The expression of concern exhibited by Penang Gerakan over the Taman Manggis controversy is as flimsy as a torn piece of used tissue, writes Angeline Loh.
Barisan Nasional’s Penang branches never stopped engaging in ‘pot-calling-the-kettle-black’ debates with the opposition-led Penang state government.
Its latest ‘sandiwara’ attempting to link a private house purchase deal made by Penang’s chief minister and the allegedly controversial Taman Manggis land in the heart of town has exposed the BN’s impulsive inclination to ‘put-their-feet-into-their mouths’.

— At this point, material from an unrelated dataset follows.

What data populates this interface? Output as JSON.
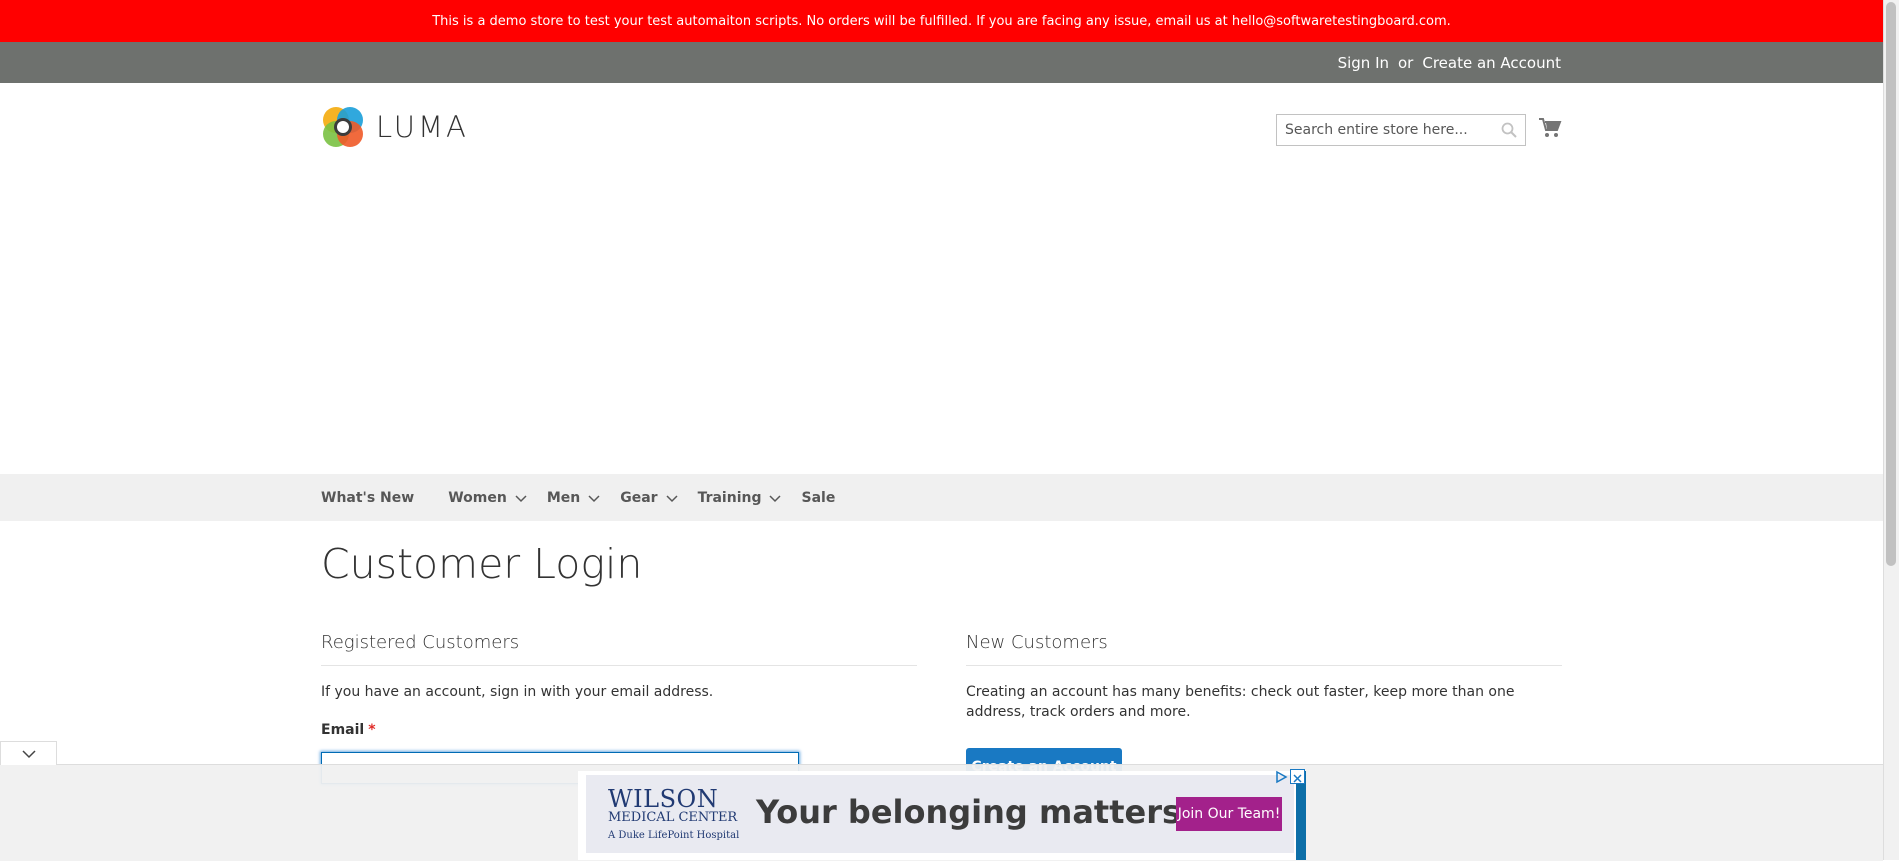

A Penang Gerakan statement at a media conference, publicised on 30 March 2016 over ntv7’s 8pm English news, probably raised some eyebrows and cynical amused laughter from the public. A spokesperson said that the previous BN government had allocated the Taman Manggis land for low and medium-cost housing because it was concerned for the poor. He seemed to make out that the Gerakan-BN administration had made the provision of low-cost housing a priority in Penang and that the present DAP-led Pakatan state government has no concern for those in the lower income strata.
Putting aside the allegations first initiated by a Penang Umno branch of price under-cutting in the house purchase by the Penang chief minister and the link between that and the disputed Taman Manggis land, which BN agents are trying hard to establish but have not yet substantiated with concrete evidence; the expression of concern exhibited by Penang Gerakan is as flimsy as a torn piece of used tissue.
While the MACC has stepped in to look into this mess with the apparently cordial encouragement and cooperation of the Penang CM, Penang BN continues to blow hot air in Parliament and in the state, obviously trying to influence the process and public opinion. The ‘sandiwara’ has gone to another level, where the Umno-BN hope to rev up public excitement with talk of “to-debate-or-not-to-debate” the issue in public (now called off).
The irony of it all is that the BN was utterly defeated in Penang in GE12 and GE13 despite their ‘hard sell’ attempts to ‘persuade’ Penang voters to return to their fold. This foot-in-mouth habit has only served to remind the electorate why Penangites rejected the BN administration in favour of the opposition DAP-led Pakatan state administration.
Although no government is perfect, all we need to do is to look back at the state of affairs in Penang under the Gerakan-led BN administration and compare it to the current state of affairs under the DAP-led Pakatan administration.
Did Penang voters push out the Gerakan-led BN state government because they showed concern for those in the lower-income strata and the poor? If memory serves, promises made by the Penang BN administration were nothing more than that. Do we have other options besides a two-party state?
Do we want to go back to those bad old days or look forward to a future the establishment of greater democracy in this country, with Penang a pioneer state in making democracy a reality for keeps. The choice is in the hands of the Penang electorate.